There was an interesting article today in the LA Times' "Food and Dining" section written by Jonathan Gold, the paper's restaurant critic. Since I'm too far away from LA to test his take on new places and new things I do pass on some of his suggestions to my Los Angeles daughter. But for me and my taste, I can only enjoy reading of the weird things that he, and chefs, too, consider edible.
Take one of today's suggestions: Try french fries moistened with pickled Italian peppers, pureed ham, and "an unlovely concoction of aioli and whipped pig's brains the house has dubbed "Brainaise."
And I might add he talks quite convincingly about the "foie gras doughnut" (convincingly for me, anyway, because I have been known at one time to eat foie gras and found it to my liking until I thought about the poor goose). Seems the doughnut is "round, hot and crisp, dusted with ground peanuts. One end leaks jam...and the other a loose mild foie gras mousse." He adds that where jam meets foie gras in the middle is an "extraordinarily good bite." Still....
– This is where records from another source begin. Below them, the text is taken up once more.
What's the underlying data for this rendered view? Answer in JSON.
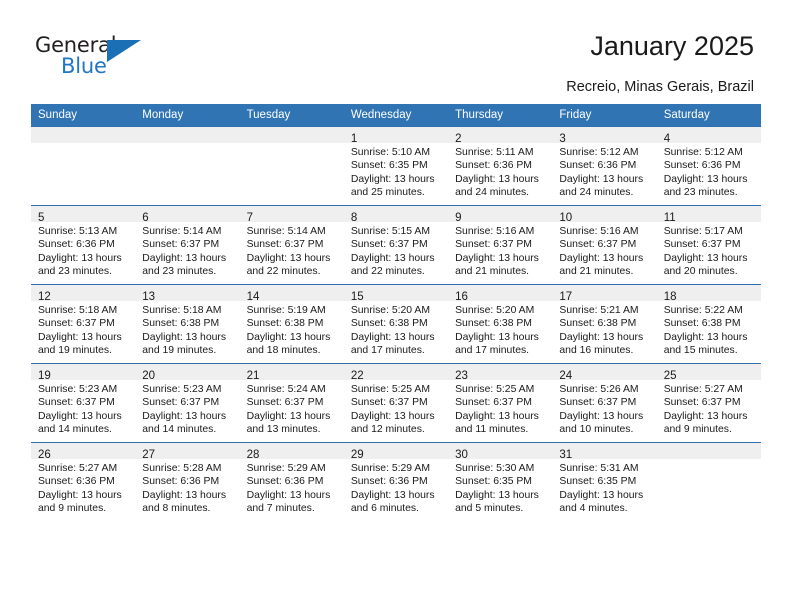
{
  "logo": {
    "word_top": "General",
    "word_bottom": "Blue",
    "triangle_color": "#1a6fb5",
    "text_color": "#231f20",
    "blue_color": "#2176c7"
  },
  "header": {
    "title": "January 2025",
    "subtitle": "Recreio, Minas Gerais, Brazil"
  },
  "theme": {
    "header_blue": "#3074b4",
    "row_divider": "#2f6fad",
    "daynum_strip": "#efefef",
    "text": "#1a1a1a"
  },
  "weekday_headers": [
    "Sunday",
    "Monday",
    "Tuesday",
    "Wednesday",
    "Thursday",
    "Friday",
    "Saturday"
  ],
  "weeks": [
    [
      {
        "day": "",
        "lines": []
      },
      {
        "day": "",
        "lines": []
      },
      {
        "day": "",
        "lines": []
      },
      {
        "day": "1",
        "lines": [
          "Sunrise: 5:10 AM",
          "Sunset: 6:35 PM",
          "Daylight: 13 hours",
          "and 25 minutes."
        ]
      },
      {
        "day": "2",
        "lines": [
          "Sunrise: 5:11 AM",
          "Sunset: 6:36 PM",
          "Daylight: 13 hours",
          "and 24 minutes."
        ]
      },
      {
        "day": "3",
        "lines": [
          "Sunrise: 5:12 AM",
          "Sunset: 6:36 PM",
          "Daylight: 13 hours",
          "and 24 minutes."
        ]
      },
      {
        "day": "4",
        "lines": [
          "Sunrise: 5:12 AM",
          "Sunset: 6:36 PM",
          "Daylight: 13 hours",
          "and 23 minutes."
        ]
      }
    ],
    [
      {
        "day": "5",
        "lines": [
          "Sunrise: 5:13 AM",
          "Sunset: 6:36 PM",
          "Daylight: 13 hours",
          "and 23 minutes."
        ]
      },
      {
        "day": "6",
        "lines": [
          "Sunrise: 5:14 AM",
          "Sunset: 6:37 PM",
          "Daylight: 13 hours",
          "and 23 minutes."
        ]
      },
      {
        "day": "7",
        "lines": [
          "Sunrise: 5:14 AM",
          "Sunset: 6:37 PM",
          "Daylight: 13 hours",
          "and 22 minutes."
        ]
      },
      {
        "day": "8",
        "lines": [
          "Sunrise: 5:15 AM",
          "Sunset: 6:37 PM",
          "Daylight: 13 hours",
          "and 22 minutes."
        ]
      },
      {
        "day": "9",
        "lines": [
          "Sunrise: 5:16 AM",
          "Sunset: 6:37 PM",
          "Daylight: 13 hours",
          "and 21 minutes."
        ]
      },
      {
        "day": "10",
        "lines": [
          "Sunrise: 5:16 AM",
          "Sunset: 6:37 PM",
          "Daylight: 13 hours",
          "and 21 minutes."
        ]
      },
      {
        "day": "11",
        "lines": [
          "Sunrise: 5:17 AM",
          "Sunset: 6:37 PM",
          "Daylight: 13 hours",
          "and 20 minutes."
        ]
      }
    ],
    [
      {
        "day": "12",
        "lines": [
          "Sunrise: 5:18 AM",
          "Sunset: 6:37 PM",
          "Daylight: 13 hours",
          "and 19 minutes."
        ]
      },
      {
        "day": "13",
        "lines": [
          "Sunrise: 5:18 AM",
          "Sunset: 6:38 PM",
          "Daylight: 13 hours",
          "and 19 minutes."
        ]
      },
      {
        "day": "14",
        "lines": [
          "Sunrise: 5:19 AM",
          "Sunset: 6:38 PM",
          "Daylight: 13 hours",
          "and 18 minutes."
        ]
      },
      {
        "day": "15",
        "lines": [
          "Sunrise: 5:20 AM",
          "Sunset: 6:38 PM",
          "Daylight: 13 hours",
          "and 17 minutes."
        ]
      },
      {
        "day": "16",
        "lines": [
          "Sunrise: 5:20 AM",
          "Sunset: 6:38 PM",
          "Daylight: 13 hours",
          "and 17 minutes."
        ]
      },
      {
        "day": "17",
        "lines": [
          "Sunrise: 5:21 AM",
          "Sunset: 6:38 PM",
          "Daylight: 13 hours",
          "and 16 minutes."
        ]
      },
      {
        "day": "18",
        "lines": [
          "Sunrise: 5:22 AM",
          "Sunset: 6:38 PM",
          "Daylight: 13 hours",
          "and 15 minutes."
        ]
      }
    ],
    [
      {
        "day": "19",
        "lines": [
          "Sunrise: 5:23 AM",
          "Sunset: 6:37 PM",
          "Daylight: 13 hours",
          "and 14 minutes."
        ]
      },
      {
        "day": "20",
        "lines": [
          "Sunrise: 5:23 AM",
          "Sunset: 6:37 PM",
          "Daylight: 13 hours",
          "and 14 minutes."
        ]
      },
      {
        "day": "21",
        "lines": [
          "Sunrise: 5:24 AM",
          "Sunset: 6:37 PM",
          "Daylight: 13 hours",
          "and 13 minutes."
        ]
      },
      {
        "day": "22",
        "lines": [
          "Sunrise: 5:25 AM",
          "Sunset: 6:37 PM",
          "Daylight: 13 hours",
          "and 12 minutes."
        ]
      },
      {
        "day": "23",
        "lines": [
          "Sunrise: 5:25 AM",
          "Sunset: 6:37 PM",
          "Daylight: 13 hours",
          "and 11 minutes."
        ]
      },
      {
        "day": "24",
        "lines": [
          "Sunrise: 5:26 AM",
          "Sunset: 6:37 PM",
          "Daylight: 13 hours",
          "and 10 minutes."
        ]
      },
      {
        "day": "25",
        "lines": [
          "Sunrise: 5:27 AM",
          "Sunset: 6:37 PM",
          "Daylight: 13 hours",
          "and 9 minutes."
        ]
      }
    ],
    [
      {
        "day": "26",
        "lines": [
          "Sunrise: 5:27 AM",
          "Sunset: 6:36 PM",
          "Daylight: 13 hours",
          "and 9 minutes."
        ]
      },
      {
        "day": "27",
        "lines": [
          "Sunrise: 5:28 AM",
          "Sunset: 6:36 PM",
          "Daylight: 13 hours",
          "and 8 minutes."
        ]
      },
      {
        "day": "28",
        "lines": [
          "Sunrise: 5:29 AM",
          "Sunset: 6:36 PM",
          "Daylight: 13 hours",
          "and 7 minutes."
        ]
      },
      {
        "day": "29",
        "lines": [
          "Sunrise: 5:29 AM",
          "Sunset: 6:36 PM",
          "Daylight: 13 hours",
          "and 6 minutes."
        ]
      },
      {
        "day": "30",
        "lines": [
          "Sunrise: 5:30 AM",
          "Sunset: 6:35 PM",
          "Daylight: 13 hours",
          "and 5 minutes."
        ]
      },
      {
        "day": "31",
        "lines": [
          "Sunrise: 5:31 AM",
          "Sunset: 6:35 PM",
          "Daylight: 13 hours",
          "and 4 minutes."
        ]
      },
      {
        "day": "",
        "lines": []
      }
    ]
  ]
}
Dysgeusia notwithstanding, I admit I am a pantywaist when it comes to thinking about eating strange things. In New Orleans I ate two raw oysters. (I'm going to forego the graphics here.) At Tommy's Sushi in Tustin I ate a shrimp head. At Benihana's I ate a soft shell crab, which was ok until I accidentally looked at the underside and saw its little legs all folded up neat and tidy, at which point I didn't know whether to throw up or cry (both of which I was close to doing.) In a fox-hunting area of England (Melton-Mowbray if I remember correctly) I ate pork pie and Stilton cheese - gagged it down is more like it. And later on down the road from Melton-Mowbray I tried steak and kidney pie, made (I believe) with undiluted urine, which caused me to give up my quest for eating England's regional specialties.
In the past I have drawn the line at any kind of brains, any kind of snails, and any kind of "fries" - having once been made to sit watching a relative eat "turkey fries" in Caldwell, Kansas (I didn't even know turkeys had fries, city girl that I was) and bull balls in Lawrence, Kansas. (I don't think that is what they were called, perhaps it was something more genteel but you get the picture.)
With my dysgeusia I needn't bother now of trying to figure out "should I or shouldn't I." Almost no meat tastes good with my impaired palate. I happen to like carpaccio and have discovered that because the thin beef has a strong olive oil and intensely flavored capers over it, it goes down very well, and I order it every chance I can get. I would certainly make it my protein of choice if I could afford it.
At any rate, I truly enjoy reading Jonathan Gold's Saturday food columns. He's a darn good writer and I feast on every word. It's a nice way to start a weekend!